#### Records to process

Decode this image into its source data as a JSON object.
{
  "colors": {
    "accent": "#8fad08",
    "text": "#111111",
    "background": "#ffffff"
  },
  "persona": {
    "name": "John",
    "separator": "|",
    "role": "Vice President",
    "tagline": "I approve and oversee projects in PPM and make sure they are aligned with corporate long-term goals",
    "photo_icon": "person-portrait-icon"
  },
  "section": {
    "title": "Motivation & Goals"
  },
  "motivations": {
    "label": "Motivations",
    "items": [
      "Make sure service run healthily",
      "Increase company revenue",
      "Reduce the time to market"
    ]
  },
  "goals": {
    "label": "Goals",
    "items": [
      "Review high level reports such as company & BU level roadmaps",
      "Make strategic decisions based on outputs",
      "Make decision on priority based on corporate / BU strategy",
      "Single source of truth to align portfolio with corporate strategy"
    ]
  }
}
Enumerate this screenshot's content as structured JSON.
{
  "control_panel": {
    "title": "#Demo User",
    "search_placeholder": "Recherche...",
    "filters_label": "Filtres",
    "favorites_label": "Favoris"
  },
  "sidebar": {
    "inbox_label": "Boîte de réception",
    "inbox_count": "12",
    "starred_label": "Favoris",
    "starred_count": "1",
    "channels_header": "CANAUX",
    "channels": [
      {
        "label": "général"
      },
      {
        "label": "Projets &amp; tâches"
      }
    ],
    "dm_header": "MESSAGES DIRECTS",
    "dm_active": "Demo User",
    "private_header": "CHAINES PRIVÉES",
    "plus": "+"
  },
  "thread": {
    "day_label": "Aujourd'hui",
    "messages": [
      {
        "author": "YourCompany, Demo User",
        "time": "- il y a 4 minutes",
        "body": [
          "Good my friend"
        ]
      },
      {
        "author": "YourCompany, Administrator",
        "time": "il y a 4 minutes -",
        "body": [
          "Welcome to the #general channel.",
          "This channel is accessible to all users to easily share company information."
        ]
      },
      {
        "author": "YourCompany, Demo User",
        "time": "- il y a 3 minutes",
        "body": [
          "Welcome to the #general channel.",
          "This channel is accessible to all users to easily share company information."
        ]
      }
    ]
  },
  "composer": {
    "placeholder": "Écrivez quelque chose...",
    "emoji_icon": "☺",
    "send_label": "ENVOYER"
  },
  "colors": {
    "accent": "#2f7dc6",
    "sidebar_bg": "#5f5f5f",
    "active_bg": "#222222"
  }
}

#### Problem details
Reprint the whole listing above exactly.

#### Your solution
Decode this image into its source data as a JSON object.
{
  "colors": {
    "accent": "#8fad08",
    "text": "#111111",
    "background": "#ffffff"
  },
  "persona": {
    "name": "John",
    "separator": "|",
    "role": "Vice President",
    "tagline": "I approve and oversee projects in PPM and make sure they are aligned with corporate long-term goals",
    "photo_icon": "person-portrait-icon"
  },
  "section": {
    "title": "Motivation & Goals"
  },
  "motivations": {
    "label": "Motivations",
    "items": [
      "Make sure service run healthily",
      "Increase company revenue",
      "Reduce the time to market"
    ]
  },
  "goals": {
    "label": "Goals",
    "items": [
      "Review high level reports such as company & BU level roadmaps",
      "Make strategic decisions based on outputs",
      "Make decision on priority based on corporate / BU strategy",
      "Single source of truth to align portfolio with corporate strategy"
    ]
  }
}
Enumerate this screenshot's content as structured JSON.
{
  "control_panel": {
    "title": "#Demo User",
    "search_placeholder": "Recherche...",
    "filters_label": "Filtres",
    "favorites_label": "Favoris"
  },
  "sidebar": {
    "inbox_label": "Boîte de réception",
    "inbox_count": "12",
    "starred_label": "Favoris",
    "starred_count": "1",
    "channels_header": "CANAUX",
    "channels": [
      {
        "label": "général"
      },
      {
        "label": "Projets &amp; tâches"
      }
    ],
    "dm_header": "MESSAGES DIRECTS",
    "dm_active": "Demo User",
    "private_header": "CHAINES PRIVÉES",
    "plus": "+"
  },
  "thread": {
    "day_label": "Aujourd'hui",
    "messages": [
      {
        "author": "YourCompany, Demo User",
        "time": "- il y a 4 minutes",
        "body": [
          "Good my friend"
        ]
      },
      {
        "author": "YourCompany, Administrator",
        "time": "il y a 4 minutes -",
        "body": [
          "Welcome to the #general channel.",
          "This channel is accessible to all users to easily share company information."
        ]
      },
      {
        "author": "YourCompany, Demo User",
        "time": "- il y a 3 minutes",
        "body": [
          "Welcome to the #general channel.",
          "This channel is accessible to all users to easily share company information."
        ]
      }
    ]
  },
  "composer": {
    "placeholder": "Écrivez quelque chose...",
    "emoji_icon": "☺",
    "send_label": "ENVOYER"
  },
  "colors": {
    "accent": "#2f7dc6",
    "sidebar_bg": "#5f5f5f",
    "active_bg": "#222222"
  }
}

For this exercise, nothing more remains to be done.